■ **Task instructions**:
Filter the data for "update" and copy matching lines.

Entries from a dataset of interfaces
- - - - - - -

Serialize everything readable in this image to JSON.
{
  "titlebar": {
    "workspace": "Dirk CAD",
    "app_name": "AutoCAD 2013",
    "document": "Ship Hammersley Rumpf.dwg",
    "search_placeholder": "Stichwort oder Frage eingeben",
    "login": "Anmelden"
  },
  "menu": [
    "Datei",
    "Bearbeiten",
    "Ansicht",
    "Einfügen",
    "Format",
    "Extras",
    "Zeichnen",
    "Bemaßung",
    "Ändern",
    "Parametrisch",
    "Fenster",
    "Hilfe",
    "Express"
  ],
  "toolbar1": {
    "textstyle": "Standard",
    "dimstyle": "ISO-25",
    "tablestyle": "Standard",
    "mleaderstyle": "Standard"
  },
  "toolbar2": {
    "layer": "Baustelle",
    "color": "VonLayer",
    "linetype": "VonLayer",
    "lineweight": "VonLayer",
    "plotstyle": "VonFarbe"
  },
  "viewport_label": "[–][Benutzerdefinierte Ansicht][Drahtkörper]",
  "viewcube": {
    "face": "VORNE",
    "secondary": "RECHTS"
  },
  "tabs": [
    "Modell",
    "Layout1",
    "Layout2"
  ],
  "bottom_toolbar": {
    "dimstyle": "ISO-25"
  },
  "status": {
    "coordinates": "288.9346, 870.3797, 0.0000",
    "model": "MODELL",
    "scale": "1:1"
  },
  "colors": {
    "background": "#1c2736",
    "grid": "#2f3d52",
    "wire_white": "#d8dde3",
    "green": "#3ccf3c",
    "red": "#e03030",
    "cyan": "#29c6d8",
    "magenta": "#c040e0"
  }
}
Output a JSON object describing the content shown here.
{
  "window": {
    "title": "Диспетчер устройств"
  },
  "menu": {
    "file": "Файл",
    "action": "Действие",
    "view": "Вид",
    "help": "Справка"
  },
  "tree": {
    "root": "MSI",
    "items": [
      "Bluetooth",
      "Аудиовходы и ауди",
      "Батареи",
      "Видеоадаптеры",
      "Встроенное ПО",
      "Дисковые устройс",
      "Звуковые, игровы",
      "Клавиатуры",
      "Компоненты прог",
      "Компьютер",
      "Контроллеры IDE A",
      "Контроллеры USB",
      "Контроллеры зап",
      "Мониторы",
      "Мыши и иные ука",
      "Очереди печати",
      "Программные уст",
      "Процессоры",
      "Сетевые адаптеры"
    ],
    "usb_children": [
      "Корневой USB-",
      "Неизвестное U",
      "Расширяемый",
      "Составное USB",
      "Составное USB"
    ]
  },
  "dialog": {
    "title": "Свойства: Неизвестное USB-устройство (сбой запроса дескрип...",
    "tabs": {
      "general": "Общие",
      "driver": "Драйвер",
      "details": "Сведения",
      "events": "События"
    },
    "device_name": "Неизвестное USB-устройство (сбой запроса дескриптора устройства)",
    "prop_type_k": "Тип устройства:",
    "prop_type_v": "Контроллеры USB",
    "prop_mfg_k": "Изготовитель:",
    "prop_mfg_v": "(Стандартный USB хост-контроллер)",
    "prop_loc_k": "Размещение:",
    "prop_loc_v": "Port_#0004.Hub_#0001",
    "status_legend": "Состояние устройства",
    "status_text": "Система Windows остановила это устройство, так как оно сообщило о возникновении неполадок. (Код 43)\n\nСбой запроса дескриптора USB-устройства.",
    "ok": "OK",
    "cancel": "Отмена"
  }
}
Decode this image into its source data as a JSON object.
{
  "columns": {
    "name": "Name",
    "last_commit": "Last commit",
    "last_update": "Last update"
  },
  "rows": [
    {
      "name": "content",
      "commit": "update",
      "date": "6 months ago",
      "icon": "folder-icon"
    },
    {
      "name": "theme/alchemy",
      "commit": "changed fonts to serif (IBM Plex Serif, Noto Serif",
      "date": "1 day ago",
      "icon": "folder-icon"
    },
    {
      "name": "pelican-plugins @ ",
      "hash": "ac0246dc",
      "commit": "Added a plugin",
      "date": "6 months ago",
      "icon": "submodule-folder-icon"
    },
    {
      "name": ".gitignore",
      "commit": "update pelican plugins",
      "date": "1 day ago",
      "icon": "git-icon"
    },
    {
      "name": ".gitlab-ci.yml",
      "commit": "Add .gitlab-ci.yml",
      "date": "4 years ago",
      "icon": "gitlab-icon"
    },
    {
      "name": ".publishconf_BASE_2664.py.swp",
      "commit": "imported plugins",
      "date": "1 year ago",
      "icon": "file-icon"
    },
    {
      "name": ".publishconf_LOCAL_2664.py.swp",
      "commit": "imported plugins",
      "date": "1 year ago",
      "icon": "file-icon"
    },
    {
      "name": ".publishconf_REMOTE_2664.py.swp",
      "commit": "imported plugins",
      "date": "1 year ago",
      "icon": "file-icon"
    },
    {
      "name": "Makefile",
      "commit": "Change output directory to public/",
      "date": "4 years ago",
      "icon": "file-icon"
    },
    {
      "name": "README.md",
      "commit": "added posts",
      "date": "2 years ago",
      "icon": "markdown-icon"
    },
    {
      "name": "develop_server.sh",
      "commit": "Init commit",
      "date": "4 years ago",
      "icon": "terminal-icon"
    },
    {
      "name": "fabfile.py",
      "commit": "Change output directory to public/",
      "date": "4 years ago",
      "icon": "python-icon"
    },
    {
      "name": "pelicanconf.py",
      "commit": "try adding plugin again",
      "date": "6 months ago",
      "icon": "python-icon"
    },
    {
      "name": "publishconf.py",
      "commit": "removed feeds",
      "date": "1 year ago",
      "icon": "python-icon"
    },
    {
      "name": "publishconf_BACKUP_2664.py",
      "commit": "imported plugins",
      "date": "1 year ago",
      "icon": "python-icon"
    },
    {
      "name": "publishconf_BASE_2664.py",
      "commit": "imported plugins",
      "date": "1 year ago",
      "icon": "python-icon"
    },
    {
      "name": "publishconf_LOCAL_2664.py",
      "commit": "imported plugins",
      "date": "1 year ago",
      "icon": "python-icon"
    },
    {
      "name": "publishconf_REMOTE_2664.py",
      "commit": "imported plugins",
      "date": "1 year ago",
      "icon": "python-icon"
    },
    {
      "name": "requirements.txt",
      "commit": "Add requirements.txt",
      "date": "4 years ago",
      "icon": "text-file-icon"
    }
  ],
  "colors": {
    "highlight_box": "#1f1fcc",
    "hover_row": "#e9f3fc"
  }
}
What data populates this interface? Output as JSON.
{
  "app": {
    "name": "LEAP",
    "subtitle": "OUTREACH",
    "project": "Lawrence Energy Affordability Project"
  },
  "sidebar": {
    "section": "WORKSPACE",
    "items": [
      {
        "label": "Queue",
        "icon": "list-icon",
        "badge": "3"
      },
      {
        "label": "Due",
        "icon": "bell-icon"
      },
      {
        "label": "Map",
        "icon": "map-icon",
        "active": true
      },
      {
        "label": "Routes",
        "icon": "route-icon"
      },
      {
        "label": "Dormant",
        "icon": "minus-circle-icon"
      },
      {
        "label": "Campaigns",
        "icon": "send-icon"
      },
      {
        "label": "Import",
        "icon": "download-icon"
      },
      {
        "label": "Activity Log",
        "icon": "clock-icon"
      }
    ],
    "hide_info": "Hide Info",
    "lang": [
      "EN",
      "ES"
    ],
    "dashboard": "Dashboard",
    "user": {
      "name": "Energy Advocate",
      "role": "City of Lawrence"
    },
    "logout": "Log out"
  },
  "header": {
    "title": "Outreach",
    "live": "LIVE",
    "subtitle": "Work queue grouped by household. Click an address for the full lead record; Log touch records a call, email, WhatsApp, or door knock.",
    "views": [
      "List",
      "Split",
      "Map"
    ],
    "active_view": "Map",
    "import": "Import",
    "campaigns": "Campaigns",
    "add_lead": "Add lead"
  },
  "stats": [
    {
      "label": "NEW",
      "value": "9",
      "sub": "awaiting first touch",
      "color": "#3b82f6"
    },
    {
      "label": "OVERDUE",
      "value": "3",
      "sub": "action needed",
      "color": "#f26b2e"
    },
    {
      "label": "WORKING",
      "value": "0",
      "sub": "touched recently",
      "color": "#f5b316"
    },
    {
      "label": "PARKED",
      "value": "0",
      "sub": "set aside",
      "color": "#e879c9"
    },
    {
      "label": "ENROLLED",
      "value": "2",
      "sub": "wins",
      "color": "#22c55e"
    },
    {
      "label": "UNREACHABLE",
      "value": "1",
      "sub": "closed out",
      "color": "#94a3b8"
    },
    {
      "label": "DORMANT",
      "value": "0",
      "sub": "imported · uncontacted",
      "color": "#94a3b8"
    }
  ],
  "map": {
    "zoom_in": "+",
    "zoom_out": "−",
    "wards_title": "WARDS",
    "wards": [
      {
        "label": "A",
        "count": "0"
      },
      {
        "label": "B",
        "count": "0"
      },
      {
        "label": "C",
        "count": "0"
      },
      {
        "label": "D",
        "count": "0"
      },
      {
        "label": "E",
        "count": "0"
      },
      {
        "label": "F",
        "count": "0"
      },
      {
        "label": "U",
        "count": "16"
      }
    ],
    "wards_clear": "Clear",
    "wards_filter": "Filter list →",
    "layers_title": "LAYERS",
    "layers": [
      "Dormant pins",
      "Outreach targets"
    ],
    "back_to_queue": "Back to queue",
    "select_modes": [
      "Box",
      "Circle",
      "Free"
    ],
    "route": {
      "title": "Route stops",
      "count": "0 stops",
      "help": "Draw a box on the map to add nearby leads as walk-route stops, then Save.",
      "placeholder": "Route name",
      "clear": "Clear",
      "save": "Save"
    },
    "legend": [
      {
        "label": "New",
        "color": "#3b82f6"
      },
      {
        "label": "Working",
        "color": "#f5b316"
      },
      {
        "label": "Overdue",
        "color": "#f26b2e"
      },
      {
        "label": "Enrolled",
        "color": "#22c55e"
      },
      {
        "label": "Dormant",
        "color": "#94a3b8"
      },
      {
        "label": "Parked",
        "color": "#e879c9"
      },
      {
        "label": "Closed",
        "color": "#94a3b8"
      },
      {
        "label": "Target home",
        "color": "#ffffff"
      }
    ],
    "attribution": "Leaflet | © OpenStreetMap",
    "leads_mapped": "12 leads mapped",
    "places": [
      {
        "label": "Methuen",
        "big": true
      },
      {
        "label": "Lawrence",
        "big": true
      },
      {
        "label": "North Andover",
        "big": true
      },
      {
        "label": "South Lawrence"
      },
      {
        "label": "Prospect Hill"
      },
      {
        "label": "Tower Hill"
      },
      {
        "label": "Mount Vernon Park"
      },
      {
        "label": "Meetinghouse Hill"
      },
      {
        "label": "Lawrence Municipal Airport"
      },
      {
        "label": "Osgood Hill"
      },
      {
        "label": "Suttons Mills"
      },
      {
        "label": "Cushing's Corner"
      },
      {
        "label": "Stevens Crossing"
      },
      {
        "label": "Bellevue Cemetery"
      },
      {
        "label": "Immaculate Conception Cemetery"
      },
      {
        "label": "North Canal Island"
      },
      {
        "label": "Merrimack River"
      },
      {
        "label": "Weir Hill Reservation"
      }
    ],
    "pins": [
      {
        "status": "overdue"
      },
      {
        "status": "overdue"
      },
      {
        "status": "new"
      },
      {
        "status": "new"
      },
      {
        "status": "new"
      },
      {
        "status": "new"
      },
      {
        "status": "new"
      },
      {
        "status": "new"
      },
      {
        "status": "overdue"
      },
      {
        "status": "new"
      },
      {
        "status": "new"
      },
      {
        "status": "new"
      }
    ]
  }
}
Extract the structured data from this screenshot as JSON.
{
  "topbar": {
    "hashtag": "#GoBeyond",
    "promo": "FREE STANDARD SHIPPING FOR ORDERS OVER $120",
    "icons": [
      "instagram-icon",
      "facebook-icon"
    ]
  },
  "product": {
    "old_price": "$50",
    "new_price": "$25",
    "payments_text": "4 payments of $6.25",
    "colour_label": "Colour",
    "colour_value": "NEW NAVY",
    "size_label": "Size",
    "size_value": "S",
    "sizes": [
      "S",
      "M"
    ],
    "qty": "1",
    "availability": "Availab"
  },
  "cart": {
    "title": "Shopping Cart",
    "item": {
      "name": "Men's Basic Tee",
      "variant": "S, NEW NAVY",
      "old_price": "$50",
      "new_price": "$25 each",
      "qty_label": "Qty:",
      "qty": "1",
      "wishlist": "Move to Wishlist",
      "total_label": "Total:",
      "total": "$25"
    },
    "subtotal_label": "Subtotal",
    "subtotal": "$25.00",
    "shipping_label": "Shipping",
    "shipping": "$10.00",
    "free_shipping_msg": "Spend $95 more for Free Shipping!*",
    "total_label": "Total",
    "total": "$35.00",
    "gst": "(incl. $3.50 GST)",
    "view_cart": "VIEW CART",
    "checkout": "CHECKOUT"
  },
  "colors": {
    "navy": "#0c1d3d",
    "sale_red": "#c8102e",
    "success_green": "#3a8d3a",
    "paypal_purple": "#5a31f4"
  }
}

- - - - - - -

■ **Exercise solution**:
    "last_update": "Last update"
      "commit": "update",
      "commit": "update pelican plugins",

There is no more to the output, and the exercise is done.